Instructor: Wylie Schwartz firstname.lastname@example.org
Binghamton University Department of Art History
Distance Learning Summer Session Course July 10 – August 11, 2017
This course explores the relationship between contemporary art and corporate culture. We begin with the corporation itself, in its postwar incarnation, as we examine the ways corporations have mobilized art and design, as well as the artists and designers whose work helped shape these emerging fields. From here, we consider Conceptual art as operating in terms of what Benjamin Buchloh referred to as an “aesthetics of administration.” We go on to examine several case studies of artists and artist groups whose artistic practices specifically intervened within the sphere of corporate culture, whether as a form of institutional critique, such as Hans Haacke’s critique of Mobil sponsorship at the Museum of Modern Art, or the protests against BP sponsorship of British cultural institutions, or, as a form of collaboration, as in the case of the Artist Placement Group (APG) in postwar England. From there, we pivot to what we might call the “postmodern” corporation and the age of digital technologies, questioning how the subversive impulses of Paris in ’68 became folded into a new corporate culture, exemplified in the tendency of advertising to appropriate contemporary art, such as the case of Honda’s “Cog” commercial mimicking Fischli and Weiss’s “Lauf der Dinge.” We go on to examine how artists such as Damien Hirst, Takashi Murakami, and Jeff Koons turned themselves into corporations — the “branded” artist as it were, as well as the Conceptual play with that conceit in groups like Readymades Belong to Everyone. The course will conclude with a closer look at artistic practices that attempt to subvert that impulse by the Yes Men and other activist groups.
Next week, Assistant Professor Julia Walker will take part in the Dickinson Research Team’s Research Rap series, in which faculty from across the campus discuss their scholarly work with students. Click here for more information on DiRT and its programs.
In the 1970s, the study of art and literature in departments of Art History and English found itself overtaken and challenged by a new interest in popular culture, urban subcultures and movements of cultural resistance. But it was not only the objects of study that changed under the impact of this intellectual movement. For the emerging field of Cultural Studies, the old questions, concepts and hierarchies would not do either. So the engagement with a whole range of commercial, popular and dissident cultural forms went along with an opening to new analytical methods and theoretical frameworks and, indeed, to a new and unfamiliar vocabulary of critical terms.
This course offers an introduction to the emergence of this new field of studies and its new language.
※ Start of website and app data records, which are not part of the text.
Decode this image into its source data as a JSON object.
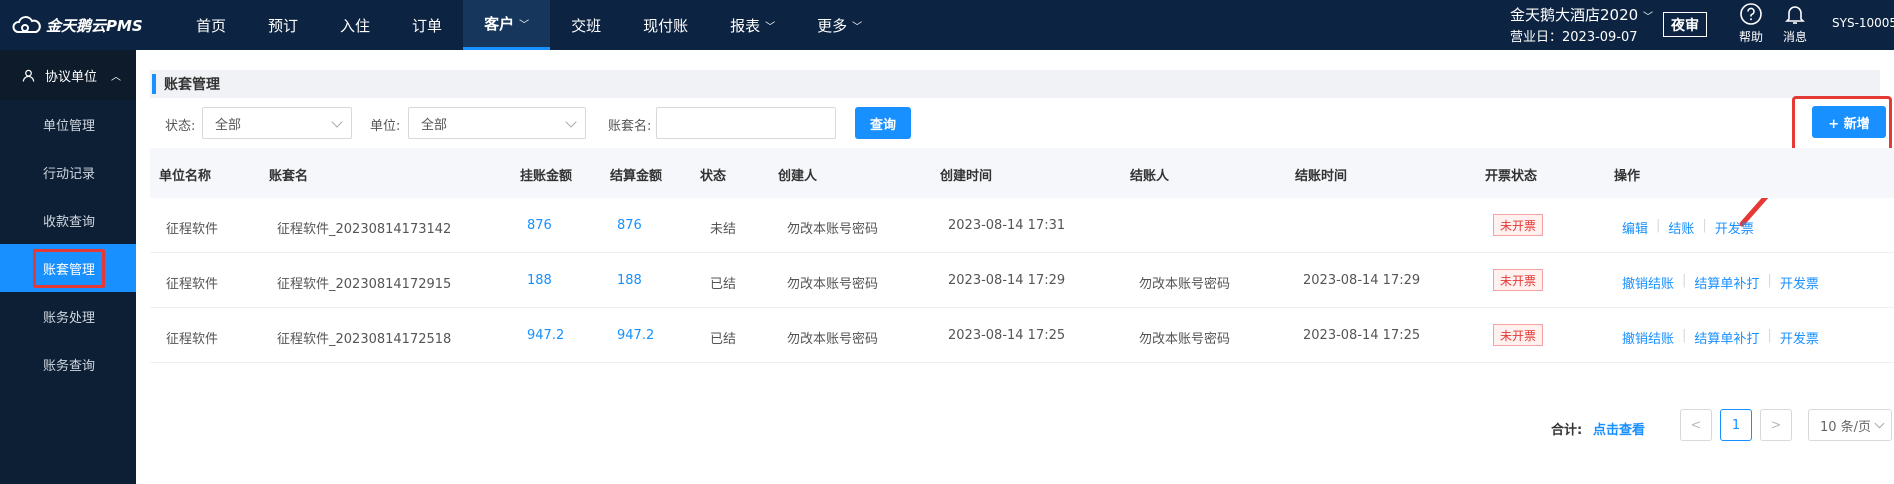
{
  "app": {
    "logo_text": "金天鹅云PMS"
  },
  "nav": [
    {
      "label": "首页"
    },
    {
      "label": "预订"
    },
    {
      "label": "入住"
    },
    {
      "label": "订单"
    },
    {
      "label": "客户",
      "active": true
    },
    {
      "label": "交班"
    },
    {
      "label": "现付账"
    },
    {
      "label": "报表"
    },
    {
      "label": "更多"
    }
  ],
  "header": {
    "hotel_name": "金天鹅大酒店2020",
    "business_date": "营业日：2023-09-07",
    "night_audit": "夜审",
    "help": "帮助",
    "messages": "消息",
    "user": "SYS-10005"
  },
  "sidebar": {
    "section": "协议单位",
    "items": [
      {
        "label": "单位管理"
      },
      {
        "label": "行动记录"
      },
      {
        "label": "收款查询"
      },
      {
        "label": "账套管理",
        "active": true
      },
      {
        "label": "账务处理"
      },
      {
        "label": "账务查询"
      }
    ]
  },
  "page": {
    "title": "账套管理"
  },
  "filters": {
    "status_label": "状态:",
    "status_value": "全部",
    "unit_label": "单位:",
    "unit_value": "全部",
    "name_label": "账套名:",
    "name_value": "",
    "query_button": "查询",
    "add_button": "+ 新增"
  },
  "table": {
    "columns": [
      "单位名称",
      "账套名",
      "挂账金额",
      "结算金额",
      "状态",
      "创建人",
      "创建时间",
      "结账人",
      "结账时间",
      "开票状态",
      "操作"
    ],
    "rows": [
      {
        "unit": "征程软件",
        "name": "征程软件_20230814173142",
        "charged": "876",
        "settled": "876",
        "status": "未结",
        "creator": "勿改本账号密码",
        "created": "2023-08-14 17:31",
        "closer": "",
        "closed": "",
        "invoice": "未开票",
        "ops": [
          "编辑",
          "结账",
          "开发票"
        ]
      },
      {
        "unit": "征程软件",
        "name": "征程软件_20230814172915",
        "charged": "188",
        "settled": "188",
        "status": "已结",
        "creator": "勿改本账号密码",
        "created": "2023-08-14 17:29",
        "closer": "勿改本账号密码",
        "closed": "2023-08-14 17:29",
        "invoice": "未开票",
        "ops": [
          "撤销结账",
          "结算单补打",
          "开发票"
        ]
      },
      {
        "unit": "征程软件",
        "name": "征程软件_20230814172518",
        "charged": "947.2",
        "settled": "947.2",
        "status": "已结",
        "creator": "勿改本账号密码",
        "created": "2023-08-14 17:25",
        "closer": "勿改本账号密码",
        "closed": "2023-08-14 17:25",
        "invoice": "未开票",
        "ops": [
          "撤销结账",
          "结算单补打",
          "开发票"
        ]
      }
    ]
  },
  "footer": {
    "total_label": "合计:",
    "total_link": "点击查看",
    "prev": "<",
    "current_page": "1",
    "next": ">",
    "page_size": "10 条/页"
  }
}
Through a survey of recent theories of cultural production and cultural meaning –– from semiotics to deconstruction and from psychoanalysis to Marxism and British Cultural Studies –– it will aim to assemble an alternative “tool kit” for understanding the material conditions, material effects and material constraints of cultural practices outside the privileged domains of art and literature.
2-credit course, beginning March 14. Open to all students. Lecture and discussion; weekly readings; occasional in class quizzes and take-home final.
Kudos to our Art History majors graduating with honors! Fulfillment of honors requirements includes a yearlong course sequence that culminates in the completion of a thesis. Congratulations to Colleen Stapleton, whose thesis is titled “Indifferent Objects: The Comedic in the Work of Rachel Harrison” (Advisor: Kevin Hatch) and to Aidan Quigley, author of “Vegetating Modernism: Understanding the Green Roof” (Advisor: Julia Walker).